Delisting looms for Euro-Asia after rescue deadline passes

PUBLISHED : Tuesday, 04 May, 2004, 12:00am
UPDATED : Tuesday, 04 May, 2004, 12:00am

Provisional liquidators come up empty-handed in search for those willing to undertake restructuring

Euro-Asia Agricultural (Holdings), once the poster child for private enterprise in China, could be delisted from Hong Kong's main board after its provisional liquidators failed to produce a new restructuring proposal by Saturday's deadline.

A delisting would represent the start of the final chapter for the horticultural firm following its precipitous fall from grace amid allegations of massive fraud. Euro-Asia has been suspended from trading since September 30, 2002, shortly before its controlling shareholder, flamboyant mainland tycoon Yang Bin, was detained on the mainland for financial crimes that eventually resulted in an 18-year prison sentence.

The exchange said in October that it intended to cancel Euro-Asia's listing unless 'a valid resumption proposal' was submitted by the end of a final six-month reprieve, which expired on Saturday.

It is understood no new restructuring proposal was submitted by Euro-Asia's High Court-appointed provisional liquidators - Derek K.Y. Lai and Darach Haughey of Deloitte Touche Tohmatsu - by the deadline.

A potential white knight withdrew an offer to buy control of the company after the stock exchange rejected the plan in March and said a resumption proposal would have to satisfactorily address allegations of fraud during Euro-Asia's July 2001 initial public offering. Euro-Asia was accused by the mainland securities regulator of inflating its revenue 20 times over four years to gain its listing.

The company also allegedly exaggerated the size of its greenhouse production facilities and used farmland illegally.

Following the withdrawal of the earlier plan, the provisional liquidators talked to two other potential investors who had previously expressed interest and remained tempted by Euro-Asia's listing status. However, the potential investors were deterred by the same stock exchange requirement, sources said yesterday.

Deloitte declined to comment yesterday. Officials at Chiyu Banking Corp, the BOC Hong Kong subsidiary which requested the appointment of provisional liquidators in the hope of recovering a $30 million loan from Euro-Asia, did not return phone calls.

A stock exchange spokesman dismissed criticism that unreasonable trading resumption requirements had been imposed on Euro-Asia. 'As a regulator, we have to ensure full compliance with our listing rules,' he said.

Euro-Asia's listing status is its only valuable asset in Hong Kong while most of its property, and even its financial records, are on the mainland, where Hong Kong-appointed liquidators find it hard to recover assets.

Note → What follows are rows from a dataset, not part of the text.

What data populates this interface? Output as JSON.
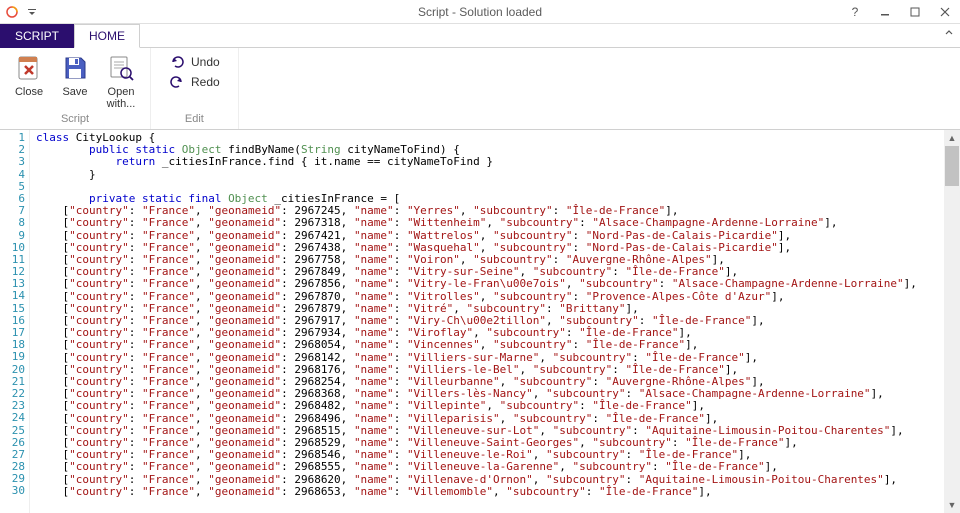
{
  "titlebar": {
    "title": "Script - Solution loaded"
  },
  "tabs": {
    "script": "SCRIPT",
    "home": "HOME"
  },
  "ribbon": {
    "close": "Close",
    "save": "Save",
    "openwith": "Open\nwith...",
    "undo": "Undo",
    "redo": "Redo",
    "group_script": "Script",
    "group_edit": "Edit"
  },
  "editor": {
    "lines": [
      {
        "n": 1,
        "t": "class CityLookup {",
        "seg": [
          [
            "kw",
            "class"
          ],
          [
            "",
            ", CityLookup {"
          ]
        ]
      },
      {
        "n": 2
      },
      {
        "n": 3
      },
      {
        "n": 4
      },
      {
        "n": 5
      },
      {
        "n": 6
      },
      {
        "n": 7
      },
      {
        "n": 8
      },
      {
        "n": 9
      },
      {
        "n": 10
      },
      {
        "n": 11
      },
      {
        "n": 12
      },
      {
        "n": 13
      },
      {
        "n": 14
      },
      {
        "n": 15
      },
      {
        "n": 16
      },
      {
        "n": 17
      },
      {
        "n": 18
      },
      {
        "n": 19
      },
      {
        "n": 20
      },
      {
        "n": 21
      },
      {
        "n": 22
      },
      {
        "n": 23
      },
      {
        "n": 24
      },
      {
        "n": 25
      },
      {
        "n": 26
      },
      {
        "n": 27
      },
      {
        "n": 28
      },
      {
        "n": 29
      },
      {
        "n": 30
      }
    ],
    "code": {
      "l1": "class CityLookup {",
      "l2": "        public static Object findByName(String cityNameToFind) {",
      "l3": "            return _citiesInFrance.find { it.name == cityNameToFind }",
      "l4": "        }",
      "l5": "",
      "l6": "        private static final Object _citiesInFrance = [",
      "rows": [
        {
          "id": 2967245,
          "name": "Yerres",
          "sub": "Île-de-France"
        },
        {
          "id": 2967318,
          "name": "Wittenheim",
          "sub": "Alsace-Champagne-Ardenne-Lorraine"
        },
        {
          "id": 2967421,
          "name": "Wattrelos",
          "sub": "Nord-Pas-de-Calais-Picardie"
        },
        {
          "id": 2967438,
          "name": "Wasquehal",
          "sub": "Nord-Pas-de-Calais-Picardie"
        },
        {
          "id": 2967758,
          "name": "Voiron",
          "sub": "Auvergne-Rhône-Alpes"
        },
        {
          "id": 2967849,
          "name": "Vitry-sur-Seine",
          "sub": "Île-de-France"
        },
        {
          "id": 2967856,
          "name": "Vitry-le-Fran\\u00e7ois",
          "sub": "Alsace-Champagne-Ardenne-Lorraine"
        },
        {
          "id": 2967870,
          "name": "Vitrolles",
          "sub": "Provence-Alpes-Côte d'Azur"
        },
        {
          "id": 2967879,
          "name": "Vitré",
          "sub": "Brittany"
        },
        {
          "id": 2967917,
          "name": "Viry-Ch\\u00e2tillon",
          "sub": "Île-de-France"
        },
        {
          "id": 2967934,
          "name": "Viroflay",
          "sub": "Île-de-France"
        },
        {
          "id": 2968054,
          "name": "Vincennes",
          "sub": "Île-de-France"
        },
        {
          "id": 2968142,
          "name": "Villiers-sur-Marne",
          "sub": "Île-de-France"
        },
        {
          "id": 2968176,
          "name": "Villiers-le-Bel",
          "sub": "Île-de-France"
        },
        {
          "id": 2968254,
          "name": "Villeurbanne",
          "sub": "Auvergne-Rhône-Alpes"
        },
        {
          "id": 2968368,
          "name": "Villers-lès-Nancy",
          "sub": "Alsace-Champagne-Ardenne-Lorraine"
        },
        {
          "id": 2968482,
          "name": "Villepinte",
          "sub": "Île-de-France"
        },
        {
          "id": 2968496,
          "name": "Villeparisis",
          "sub": "Île-de-France"
        },
        {
          "id": 2968515,
          "name": "Villeneuve-sur-Lot",
          "sub": "Aquitaine-Limousin-Poitou-Charentes"
        },
        {
          "id": 2968529,
          "name": "Villeneuve-Saint-Georges",
          "sub": "Île-de-France"
        },
        {
          "id": 2968546,
          "name": "Villeneuve-le-Roi",
          "sub": "Île-de-France"
        },
        {
          "id": 2968555,
          "name": "Villeneuve-la-Garenne",
          "sub": "Île-de-France"
        },
        {
          "id": 2968620,
          "name": "Villenave-d'Ornon",
          "sub": "Aquitaine-Limousin-Poitou-Charentes"
        },
        {
          "id": 2968653,
          "name": "Villemomble",
          "sub": "Île-de-France"
        }
      ]
    }
  }
}
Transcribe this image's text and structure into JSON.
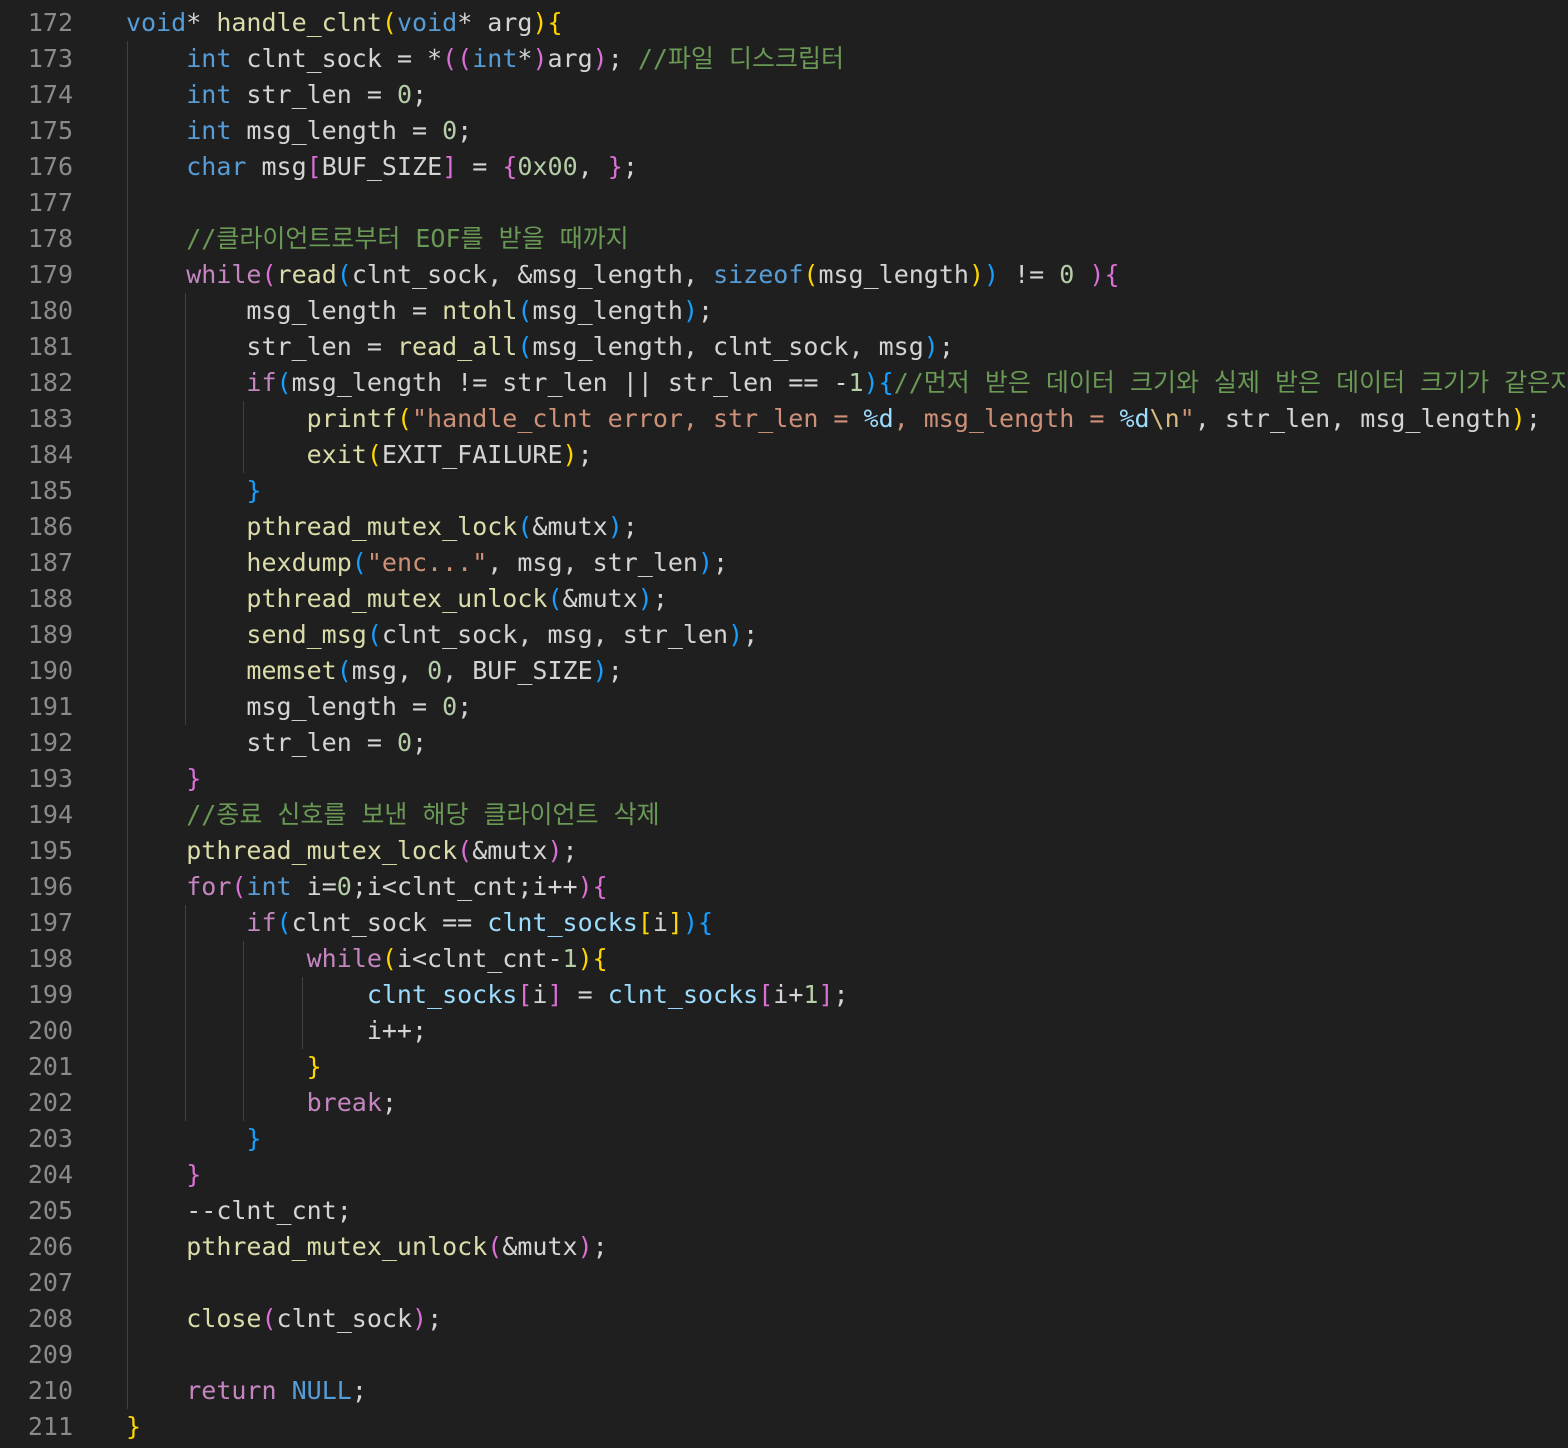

The provisional liquidators could request that Euro-Asia be wound up immediately at next Monday's High Court hearing.